Ollie Olanipekun, the co-founder and creative director of agency Superimpose, who’s also a member of POCC, says: “The best marketing comes when we involve the audience as high up in the decision-making process as possible. As a society we’re not currently facing up to the root causes of the situation these young people find themselves in. These include severe cuts to frontline services, with hundreds of youth centres closed across London. The Home Office should look at reinvesting in those services that have been cut, mental health provisions and education maintenance allowance.”

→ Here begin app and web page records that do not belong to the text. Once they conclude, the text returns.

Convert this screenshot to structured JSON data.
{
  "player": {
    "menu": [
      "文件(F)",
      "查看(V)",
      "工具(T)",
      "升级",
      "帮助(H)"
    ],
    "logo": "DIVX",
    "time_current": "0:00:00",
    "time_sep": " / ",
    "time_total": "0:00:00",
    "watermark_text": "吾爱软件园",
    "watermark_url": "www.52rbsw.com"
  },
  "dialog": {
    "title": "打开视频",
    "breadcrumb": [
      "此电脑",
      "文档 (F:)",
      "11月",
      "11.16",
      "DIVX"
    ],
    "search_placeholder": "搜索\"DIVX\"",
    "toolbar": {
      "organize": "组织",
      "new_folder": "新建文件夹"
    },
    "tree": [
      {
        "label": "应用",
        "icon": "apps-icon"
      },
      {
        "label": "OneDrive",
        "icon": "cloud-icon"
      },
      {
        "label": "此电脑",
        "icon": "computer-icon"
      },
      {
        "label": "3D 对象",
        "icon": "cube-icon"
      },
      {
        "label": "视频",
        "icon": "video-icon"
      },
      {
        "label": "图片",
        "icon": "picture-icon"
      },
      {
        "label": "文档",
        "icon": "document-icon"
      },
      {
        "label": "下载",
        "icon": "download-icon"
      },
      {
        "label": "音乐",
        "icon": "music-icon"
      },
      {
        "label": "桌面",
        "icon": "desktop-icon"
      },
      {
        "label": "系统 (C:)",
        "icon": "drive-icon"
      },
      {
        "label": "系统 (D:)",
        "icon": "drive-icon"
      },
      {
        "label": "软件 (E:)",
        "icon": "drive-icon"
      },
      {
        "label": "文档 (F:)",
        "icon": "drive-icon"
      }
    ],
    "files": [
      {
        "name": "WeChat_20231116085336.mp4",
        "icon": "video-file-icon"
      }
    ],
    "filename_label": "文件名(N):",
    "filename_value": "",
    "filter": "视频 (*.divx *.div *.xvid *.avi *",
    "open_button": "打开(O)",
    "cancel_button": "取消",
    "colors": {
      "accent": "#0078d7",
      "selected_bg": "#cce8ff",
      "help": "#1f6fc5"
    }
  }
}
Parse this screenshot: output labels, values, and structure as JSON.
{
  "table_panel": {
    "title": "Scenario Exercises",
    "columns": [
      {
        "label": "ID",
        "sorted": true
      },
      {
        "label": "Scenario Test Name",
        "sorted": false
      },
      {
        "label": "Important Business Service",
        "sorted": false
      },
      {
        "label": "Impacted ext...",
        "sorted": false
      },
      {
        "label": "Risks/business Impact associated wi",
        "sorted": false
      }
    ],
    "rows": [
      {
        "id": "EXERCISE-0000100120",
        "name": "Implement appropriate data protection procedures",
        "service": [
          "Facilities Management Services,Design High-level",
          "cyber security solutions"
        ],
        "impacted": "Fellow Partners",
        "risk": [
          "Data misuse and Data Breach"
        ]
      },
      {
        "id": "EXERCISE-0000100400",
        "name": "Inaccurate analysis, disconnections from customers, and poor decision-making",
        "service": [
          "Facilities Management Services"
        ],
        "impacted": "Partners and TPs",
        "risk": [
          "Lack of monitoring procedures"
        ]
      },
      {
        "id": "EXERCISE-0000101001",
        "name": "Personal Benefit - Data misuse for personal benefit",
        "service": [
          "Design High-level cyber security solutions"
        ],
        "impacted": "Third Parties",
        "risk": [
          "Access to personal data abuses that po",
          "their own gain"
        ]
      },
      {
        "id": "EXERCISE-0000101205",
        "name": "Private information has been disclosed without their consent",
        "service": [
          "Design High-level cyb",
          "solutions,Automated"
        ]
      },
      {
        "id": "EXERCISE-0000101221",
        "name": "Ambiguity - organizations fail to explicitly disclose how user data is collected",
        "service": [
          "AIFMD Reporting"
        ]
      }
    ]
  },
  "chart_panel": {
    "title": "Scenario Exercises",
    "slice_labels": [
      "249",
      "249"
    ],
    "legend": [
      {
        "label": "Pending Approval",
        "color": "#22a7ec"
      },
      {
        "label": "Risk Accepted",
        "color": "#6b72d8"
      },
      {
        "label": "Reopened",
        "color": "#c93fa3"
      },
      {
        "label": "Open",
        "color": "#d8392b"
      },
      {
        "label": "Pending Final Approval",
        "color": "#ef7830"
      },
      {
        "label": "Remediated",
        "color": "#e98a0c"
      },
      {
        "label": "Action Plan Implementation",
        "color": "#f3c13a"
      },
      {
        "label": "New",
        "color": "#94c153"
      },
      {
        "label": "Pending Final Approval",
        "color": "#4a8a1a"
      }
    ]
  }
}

Within the POCC WhatsApp group, we share and discuss examples of campaigns that tackle tough issues with nuance and integrity. The A Great Day in Hollywood ident from Netflix, released in June 2018, narrated by Caleb McLaughlin, says: “This is not a moment. This is a movement.” It features many black powerhouses, including Ava DuVernay, Caleb himself, Derek Luke, Laverne Cox, Lena Waithe, Mike Colter, Rev Run, and Spike Lee, among others.
Earlier this year, P&G released The Look, a silent film highlighting the unconscious racial bias that black men face daily. The final scene takes place in a courtroom, where we are led to presume that the protagonist is in trouble with the law. In fact, he is the barrister – provocatively highlighting how stereotyping affects the way you look at the world.
And from the UK this year we also have Date Prep, a sexual health awareness film. Set in South London, the four-minute film follows Antonia and Andre as they each get a haircut in preparation for their prospective dates. The film challenges heteronormativity within the black community by concluding with Andre meeting up with another guy.
Advertising watchdogs are well aware of the lazy stereotyping that blights the industry. Due to the furore surrounding the controversial “Are you beach body ready” advert from Protein World in 2015, the Advertising Standards Agency (ASA) reviewed its stance on certain stereotypes. Since June 2019, its guidelines state that “marketing communications must not include gender stereotypes that are likely to cause harm, or serious or widespread offence”. Two UK ads were recently banned for non-compliance in their presentation of gender roles.
The ASA already has similar guidelines in place to end the harmful and lazy racial stereotyping that we see time and again. But the onus is also on agencies and other companies in the marketing world to understand their own biases and to strive to become more diverse as organisations with a lot of power and influence. You get the feeling that if the people in the room had more closely represented the people they were targeting with this campaign, then they would have found a more sensitive and nuanced end result. Only when agencies take these measures will we start to see more campaigns that are both empathetic and engaging.
Almaz is a freelance creative and the founder and creative director of Kayleigh Daniels Dated, a new web platform combining sexy stories with informative health features to encourage and normalise free and frank discussions about sexuality.